(Dataset rows for apps and sites)
-----

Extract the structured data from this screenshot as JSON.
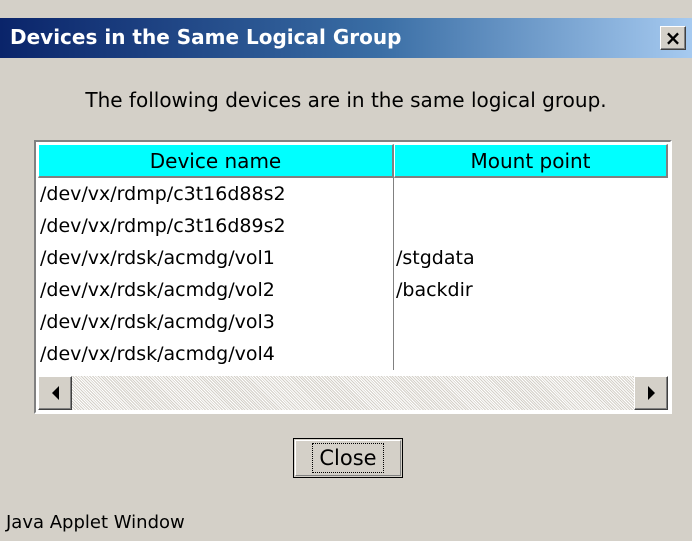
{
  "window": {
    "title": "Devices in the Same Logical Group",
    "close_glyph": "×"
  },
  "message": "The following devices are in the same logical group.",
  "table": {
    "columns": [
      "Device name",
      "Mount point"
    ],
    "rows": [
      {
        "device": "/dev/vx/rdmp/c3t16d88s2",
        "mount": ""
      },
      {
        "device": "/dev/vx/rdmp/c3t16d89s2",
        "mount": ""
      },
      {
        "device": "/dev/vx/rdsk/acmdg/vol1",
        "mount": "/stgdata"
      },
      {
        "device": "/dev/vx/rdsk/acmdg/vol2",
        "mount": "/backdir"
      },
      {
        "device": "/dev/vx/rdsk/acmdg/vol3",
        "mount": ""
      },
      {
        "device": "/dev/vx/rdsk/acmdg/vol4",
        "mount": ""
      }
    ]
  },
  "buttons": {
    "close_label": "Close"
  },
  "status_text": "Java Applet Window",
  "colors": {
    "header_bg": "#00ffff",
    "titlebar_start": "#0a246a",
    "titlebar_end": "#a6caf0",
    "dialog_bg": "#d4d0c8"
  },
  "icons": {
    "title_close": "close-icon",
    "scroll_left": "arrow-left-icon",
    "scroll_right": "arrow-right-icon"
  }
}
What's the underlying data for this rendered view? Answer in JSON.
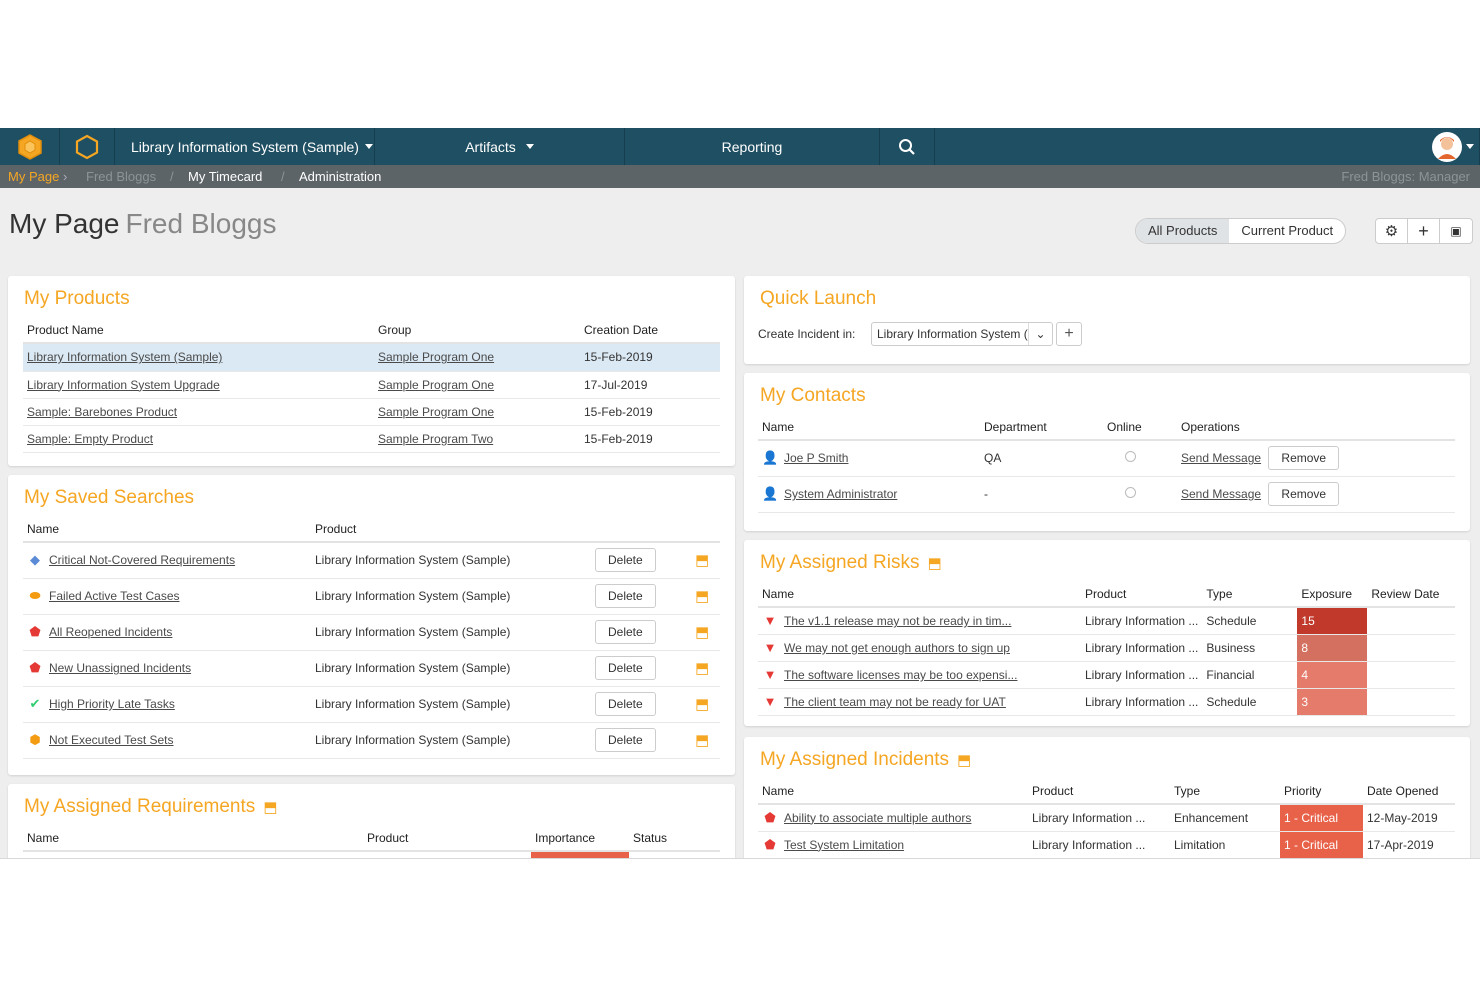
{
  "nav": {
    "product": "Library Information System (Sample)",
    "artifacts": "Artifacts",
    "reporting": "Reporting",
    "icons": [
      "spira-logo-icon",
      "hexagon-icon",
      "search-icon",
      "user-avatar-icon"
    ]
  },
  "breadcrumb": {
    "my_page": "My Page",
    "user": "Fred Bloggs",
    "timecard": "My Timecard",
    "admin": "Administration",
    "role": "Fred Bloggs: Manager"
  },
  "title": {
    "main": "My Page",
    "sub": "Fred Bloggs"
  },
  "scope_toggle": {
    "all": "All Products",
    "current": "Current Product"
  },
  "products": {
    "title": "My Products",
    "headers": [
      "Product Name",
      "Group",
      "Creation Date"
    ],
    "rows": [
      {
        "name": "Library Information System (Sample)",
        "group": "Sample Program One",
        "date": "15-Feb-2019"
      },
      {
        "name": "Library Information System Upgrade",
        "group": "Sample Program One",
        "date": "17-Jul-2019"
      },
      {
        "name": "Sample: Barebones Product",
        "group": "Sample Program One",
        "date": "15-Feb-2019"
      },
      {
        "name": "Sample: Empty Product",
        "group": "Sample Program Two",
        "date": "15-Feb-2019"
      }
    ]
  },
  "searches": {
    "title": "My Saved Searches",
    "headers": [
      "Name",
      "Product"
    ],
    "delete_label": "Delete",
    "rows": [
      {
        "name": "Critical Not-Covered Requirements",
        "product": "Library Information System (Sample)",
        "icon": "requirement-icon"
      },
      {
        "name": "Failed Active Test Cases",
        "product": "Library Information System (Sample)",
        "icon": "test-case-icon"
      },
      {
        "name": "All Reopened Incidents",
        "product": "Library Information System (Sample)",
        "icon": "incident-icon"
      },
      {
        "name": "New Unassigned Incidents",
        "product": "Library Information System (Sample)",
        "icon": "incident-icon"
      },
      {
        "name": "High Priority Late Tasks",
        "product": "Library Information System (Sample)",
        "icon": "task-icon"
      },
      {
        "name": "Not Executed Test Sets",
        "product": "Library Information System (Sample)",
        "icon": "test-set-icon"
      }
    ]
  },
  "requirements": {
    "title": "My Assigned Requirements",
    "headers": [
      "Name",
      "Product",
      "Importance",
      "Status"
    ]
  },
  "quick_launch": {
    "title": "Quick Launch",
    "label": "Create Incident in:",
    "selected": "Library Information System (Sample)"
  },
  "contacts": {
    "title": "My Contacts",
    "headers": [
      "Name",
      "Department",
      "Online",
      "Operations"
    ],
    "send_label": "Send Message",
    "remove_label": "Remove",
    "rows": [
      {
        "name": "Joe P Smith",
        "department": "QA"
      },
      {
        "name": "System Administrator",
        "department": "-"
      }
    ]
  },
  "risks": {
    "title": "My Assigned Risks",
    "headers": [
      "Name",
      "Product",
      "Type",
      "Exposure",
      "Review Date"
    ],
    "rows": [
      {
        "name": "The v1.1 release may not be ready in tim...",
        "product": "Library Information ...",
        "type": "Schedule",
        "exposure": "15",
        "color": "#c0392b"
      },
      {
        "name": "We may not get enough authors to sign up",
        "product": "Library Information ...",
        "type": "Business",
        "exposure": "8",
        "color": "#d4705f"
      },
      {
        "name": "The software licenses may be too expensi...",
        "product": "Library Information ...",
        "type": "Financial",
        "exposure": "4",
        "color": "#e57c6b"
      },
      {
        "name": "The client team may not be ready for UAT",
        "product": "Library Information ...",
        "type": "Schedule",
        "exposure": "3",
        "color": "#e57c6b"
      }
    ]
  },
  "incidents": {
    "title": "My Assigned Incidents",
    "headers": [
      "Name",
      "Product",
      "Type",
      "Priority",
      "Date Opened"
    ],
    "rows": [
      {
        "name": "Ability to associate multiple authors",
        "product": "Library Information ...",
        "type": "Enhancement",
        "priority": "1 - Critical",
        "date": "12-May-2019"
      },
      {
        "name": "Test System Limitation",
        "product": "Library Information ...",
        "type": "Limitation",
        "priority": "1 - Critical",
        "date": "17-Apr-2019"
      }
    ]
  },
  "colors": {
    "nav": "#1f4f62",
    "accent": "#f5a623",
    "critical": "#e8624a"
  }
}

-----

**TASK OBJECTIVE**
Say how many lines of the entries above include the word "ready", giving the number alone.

**SOLUTION**
2